Original publication:
A. J. Huber, A. Ziegler, T. Kck, and R. Hillenbrand, Infrared nanoscopy of strained semiconductors, Nat. Nanotech., advanced online publication, 11. Jan. 2009, DOI 10.1038/NNANO.2008.399.

####

For more information, please click here

Contacts:
Dr. Rainer Hillenbrand
Nanooptics Laboratory
CIC nanoGUNE Consolider
20009 Donostia - San Sebastian, Spain
phone: +34 943 574 007


and

Nano-Photonics Group
Max-Planck-Institut fr Biochemie
82152 Martinsried, Germany

Copyright © Max-Planck-Institut fr Biochemie

If you have a comment, please Contact us.

Issuers of news releases, not 7th Wave, Inc. or Nanotechnology Now, are solely responsible for the accuracy of the content.

Bookmark:
Delicious Digg Newsvine Google Yahoo Reddit Magnoliacom Furl Facebook

Related News Press

News and information

Virginia Tech physicists propose path to faster, more flexible robots: Virginia Tech physicists revealed a microscopic phenomenon that could greatly improve the performance of soft devices, such as agile flexible robots or microscopic capsules for drug delivery May 17th, 2024

Gene therapy relieves back pain, repairs damaged disc in mice: Study suggests nanocarriers loaded with DNA could replace opioids May 17th, 2024

Shedding light on perovskite hydrides using a new deposition technique: Researchers develop a methodology to grow single-crystal perovskite hydrides, enabling accurate hydride conductivity measurements May 17th, 2024

Oscillating paramagnetic Meissner effect and Berezinskii-Kosterlitz-Thouless transition in cuprate superconductor May 17th, 2024

Imaging

Nanoscale CL thermometry with lanthanide-doped heavy-metal oxide in TEM March 8th, 2024

First direct imaging of small noble gas clusters at room temperature: Novel opportunities in quantum technology and condensed matter physics opened by noble gas atoms confined between graphene layers January 12th, 2024

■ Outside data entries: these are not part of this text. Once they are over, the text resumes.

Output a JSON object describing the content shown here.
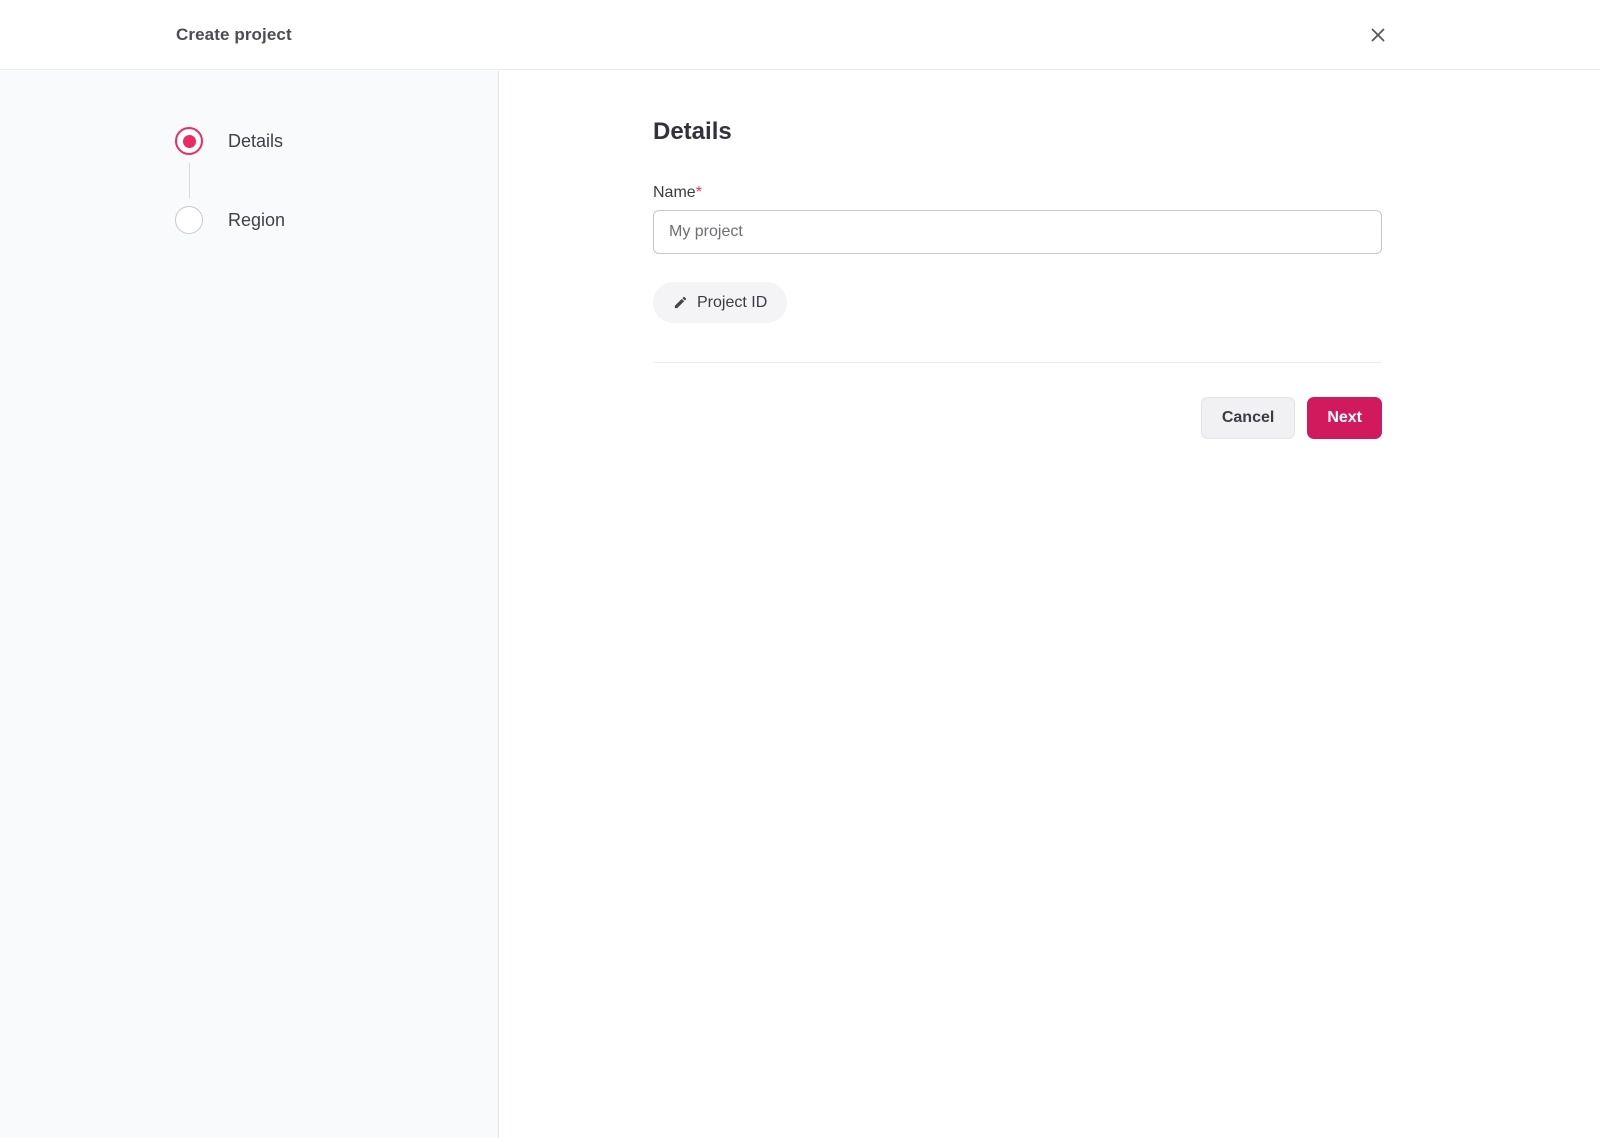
{
  "header": {
    "title": "Create project",
    "close_icon": "close-icon"
  },
  "colors": {
    "accent": "#d11a5e",
    "radio_accent": "#ec2b63",
    "sidebar_bg": "#f9fafb",
    "required_red": "#e5354b"
  },
  "stepper": {
    "steps": [
      {
        "label": "Details",
        "state": "active"
      },
      {
        "label": "Region",
        "state": "inactive"
      }
    ]
  },
  "main": {
    "heading": "Details",
    "form": {
      "name_label": "Name",
      "required_marker": "*",
      "name_placeholder": "My project",
      "name_value": "",
      "project_id_button": "Project ID",
      "project_id_icon": "edit-pencil-icon"
    },
    "footer": {
      "cancel_label": "Cancel",
      "next_label": "Next"
    }
  }
}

The USTC realizes In situ electron paramagnetic resonance spectroscopy using single nanodiamond sensors November 3rd, 2023

Observation of left and right at nanoscale with optical force October 6th, 2023

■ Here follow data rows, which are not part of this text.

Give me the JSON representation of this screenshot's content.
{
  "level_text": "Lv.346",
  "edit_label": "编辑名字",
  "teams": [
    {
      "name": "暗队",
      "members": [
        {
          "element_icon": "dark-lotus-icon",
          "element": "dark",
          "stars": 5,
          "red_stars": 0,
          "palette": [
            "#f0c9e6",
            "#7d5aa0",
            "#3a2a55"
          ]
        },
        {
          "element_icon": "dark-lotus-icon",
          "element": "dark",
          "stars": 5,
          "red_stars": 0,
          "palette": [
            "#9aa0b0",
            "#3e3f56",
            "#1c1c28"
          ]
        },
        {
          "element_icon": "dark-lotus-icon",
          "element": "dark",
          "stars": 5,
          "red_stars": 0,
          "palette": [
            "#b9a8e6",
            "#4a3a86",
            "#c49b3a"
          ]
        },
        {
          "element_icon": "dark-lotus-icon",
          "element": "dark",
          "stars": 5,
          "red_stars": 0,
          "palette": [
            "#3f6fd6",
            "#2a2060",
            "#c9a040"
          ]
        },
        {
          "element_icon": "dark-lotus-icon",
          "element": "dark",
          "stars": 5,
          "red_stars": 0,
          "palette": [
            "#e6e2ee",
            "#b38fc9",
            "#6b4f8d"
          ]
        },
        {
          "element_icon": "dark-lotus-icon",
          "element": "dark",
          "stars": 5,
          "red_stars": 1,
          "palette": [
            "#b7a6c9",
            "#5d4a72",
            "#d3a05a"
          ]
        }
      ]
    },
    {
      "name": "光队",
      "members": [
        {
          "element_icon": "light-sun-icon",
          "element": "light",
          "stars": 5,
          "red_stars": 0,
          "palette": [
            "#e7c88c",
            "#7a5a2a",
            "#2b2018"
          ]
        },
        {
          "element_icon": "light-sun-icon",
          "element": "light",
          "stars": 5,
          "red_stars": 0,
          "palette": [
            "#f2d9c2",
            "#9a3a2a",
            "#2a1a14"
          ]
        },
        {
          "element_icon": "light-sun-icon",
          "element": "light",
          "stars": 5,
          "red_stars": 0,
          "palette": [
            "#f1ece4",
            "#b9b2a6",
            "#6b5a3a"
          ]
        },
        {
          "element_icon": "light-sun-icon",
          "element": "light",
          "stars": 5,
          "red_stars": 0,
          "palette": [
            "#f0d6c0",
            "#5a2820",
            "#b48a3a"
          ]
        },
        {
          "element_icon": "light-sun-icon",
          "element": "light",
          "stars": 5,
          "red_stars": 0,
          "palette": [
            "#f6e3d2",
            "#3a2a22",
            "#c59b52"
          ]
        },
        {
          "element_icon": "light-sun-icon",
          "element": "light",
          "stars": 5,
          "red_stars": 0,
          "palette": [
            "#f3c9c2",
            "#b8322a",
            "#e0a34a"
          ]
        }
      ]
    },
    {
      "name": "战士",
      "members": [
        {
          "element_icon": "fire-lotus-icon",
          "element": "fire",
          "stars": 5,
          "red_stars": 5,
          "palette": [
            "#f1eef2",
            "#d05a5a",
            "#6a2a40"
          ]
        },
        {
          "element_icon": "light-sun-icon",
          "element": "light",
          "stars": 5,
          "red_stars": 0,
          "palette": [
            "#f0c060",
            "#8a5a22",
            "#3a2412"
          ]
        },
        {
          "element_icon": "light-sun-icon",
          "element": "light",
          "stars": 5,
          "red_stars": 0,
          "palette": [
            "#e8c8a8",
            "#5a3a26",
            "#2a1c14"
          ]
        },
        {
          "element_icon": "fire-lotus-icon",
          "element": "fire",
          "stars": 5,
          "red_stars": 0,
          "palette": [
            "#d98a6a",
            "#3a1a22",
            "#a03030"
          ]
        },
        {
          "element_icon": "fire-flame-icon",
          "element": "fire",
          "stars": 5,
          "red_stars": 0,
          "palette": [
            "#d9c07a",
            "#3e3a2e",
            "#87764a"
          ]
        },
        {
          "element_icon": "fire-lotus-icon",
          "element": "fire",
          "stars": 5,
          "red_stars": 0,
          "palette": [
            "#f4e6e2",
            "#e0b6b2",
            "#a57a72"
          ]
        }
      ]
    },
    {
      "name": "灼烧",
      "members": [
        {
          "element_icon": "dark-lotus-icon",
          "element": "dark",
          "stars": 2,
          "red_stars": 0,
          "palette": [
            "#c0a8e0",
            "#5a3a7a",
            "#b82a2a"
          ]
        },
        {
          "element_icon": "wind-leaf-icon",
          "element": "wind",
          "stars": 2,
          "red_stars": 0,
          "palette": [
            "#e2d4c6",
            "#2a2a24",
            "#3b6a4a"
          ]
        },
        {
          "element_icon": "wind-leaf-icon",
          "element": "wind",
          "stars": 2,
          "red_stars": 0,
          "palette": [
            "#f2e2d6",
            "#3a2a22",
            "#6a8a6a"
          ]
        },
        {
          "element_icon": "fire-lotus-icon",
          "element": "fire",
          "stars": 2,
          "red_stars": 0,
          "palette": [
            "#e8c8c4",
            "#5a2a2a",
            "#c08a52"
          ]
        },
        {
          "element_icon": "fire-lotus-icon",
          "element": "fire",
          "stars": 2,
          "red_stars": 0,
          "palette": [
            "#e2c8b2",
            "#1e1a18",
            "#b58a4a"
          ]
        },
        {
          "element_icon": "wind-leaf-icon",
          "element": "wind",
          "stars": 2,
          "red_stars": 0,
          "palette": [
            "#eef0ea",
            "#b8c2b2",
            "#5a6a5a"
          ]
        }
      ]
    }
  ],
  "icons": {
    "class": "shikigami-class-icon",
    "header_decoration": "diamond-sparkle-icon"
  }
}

Chip Technology

Diamond glitter: A play of colors with artificial DNA crystals May 17th, 2024

Oscillating paramagnetic Meissner effect and Berezinskii-Kosterlitz-Thouless transition in cuprate superconductor May 17th, 2024

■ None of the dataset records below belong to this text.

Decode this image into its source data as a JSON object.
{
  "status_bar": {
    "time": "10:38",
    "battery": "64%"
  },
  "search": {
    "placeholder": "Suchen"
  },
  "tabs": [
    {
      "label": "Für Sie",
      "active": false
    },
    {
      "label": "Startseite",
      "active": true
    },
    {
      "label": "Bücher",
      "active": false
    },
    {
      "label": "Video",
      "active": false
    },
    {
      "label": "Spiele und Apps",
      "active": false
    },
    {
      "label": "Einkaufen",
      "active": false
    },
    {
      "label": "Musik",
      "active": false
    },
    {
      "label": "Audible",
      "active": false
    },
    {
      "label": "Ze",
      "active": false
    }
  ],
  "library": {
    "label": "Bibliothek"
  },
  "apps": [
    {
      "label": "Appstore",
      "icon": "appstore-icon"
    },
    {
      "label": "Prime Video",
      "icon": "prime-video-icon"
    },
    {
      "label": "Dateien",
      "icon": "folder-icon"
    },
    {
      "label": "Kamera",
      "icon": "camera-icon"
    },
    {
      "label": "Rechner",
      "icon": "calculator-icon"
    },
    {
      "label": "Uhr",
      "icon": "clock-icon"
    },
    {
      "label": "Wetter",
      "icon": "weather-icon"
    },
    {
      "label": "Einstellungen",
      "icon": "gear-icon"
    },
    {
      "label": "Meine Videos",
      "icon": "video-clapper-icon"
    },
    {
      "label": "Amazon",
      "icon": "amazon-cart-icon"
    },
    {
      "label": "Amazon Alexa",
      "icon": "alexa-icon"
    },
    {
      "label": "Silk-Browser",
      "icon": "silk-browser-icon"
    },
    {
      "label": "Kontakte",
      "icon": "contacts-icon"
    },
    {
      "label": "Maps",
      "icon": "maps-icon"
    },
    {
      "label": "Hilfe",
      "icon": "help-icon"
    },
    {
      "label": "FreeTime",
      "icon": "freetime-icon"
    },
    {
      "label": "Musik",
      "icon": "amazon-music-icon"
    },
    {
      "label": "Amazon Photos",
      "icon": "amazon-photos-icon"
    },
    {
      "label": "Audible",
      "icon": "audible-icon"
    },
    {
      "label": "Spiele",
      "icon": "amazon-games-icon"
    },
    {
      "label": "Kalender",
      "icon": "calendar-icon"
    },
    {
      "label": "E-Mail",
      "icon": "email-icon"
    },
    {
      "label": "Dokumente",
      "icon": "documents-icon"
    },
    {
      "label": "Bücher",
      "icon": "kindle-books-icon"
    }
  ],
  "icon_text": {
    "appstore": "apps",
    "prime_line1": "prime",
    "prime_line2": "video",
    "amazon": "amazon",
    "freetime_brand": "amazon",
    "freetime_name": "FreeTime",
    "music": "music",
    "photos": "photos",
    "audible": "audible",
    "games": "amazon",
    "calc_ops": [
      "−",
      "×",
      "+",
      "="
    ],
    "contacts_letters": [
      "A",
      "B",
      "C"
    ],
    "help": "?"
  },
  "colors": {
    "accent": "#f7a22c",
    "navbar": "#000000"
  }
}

Discovery points path to flash-like memory for storing qubits: Rice find could hasten development of nonvolatile quantum memory April 5th, 2024

Utilizing palladium for addressing contact issues of buried oxide thin film transistors April 5th, 2024

Discoveries

Virginia Tech physicists propose path to faster, more flexible robots: Virginia Tech physicists revealed a microscopic phenomenon that could greatly improve the performance of soft devices, such as agile flexible robots or microscopic capsules for drug delivery May 17th, 2024

Diamond glitter: A play of colors with artificial DNA crystals May 17th, 2024

Finding quantum order in chaos May 17th, 2024

Advances in priming B cell immunity against HIV pave the way to future HIV vaccines, shows quartet of new studies May 17th, 2024

Announcements

Virginia Tech physicists propose path to faster, more flexible robots: Virginia Tech physicists revealed a microscopic phenomenon that could greatly improve the performance of soft devices, such as agile flexible robots or microscopic capsules for drug delivery May 17th, 2024

Diamond glitter: A play of colors with artificial DNA crystals May 17th, 2024

Finding quantum order in chaos May 17th, 2024

Oscillating paramagnetic Meissner effect and Berezinskii-Kosterlitz-Thouless transition in cuprate superconductor May 17th, 2024

NanoNews-Digest
The latest news from around the world, FREE




  Premium Products
NanoNews-Custom
Only the news you want to read!
 Learn More
NanoStrategies
Full-service, expert consulting
 Learn More











ASP
Nanotechnology Now Featured Books




NNN

The Hunger Project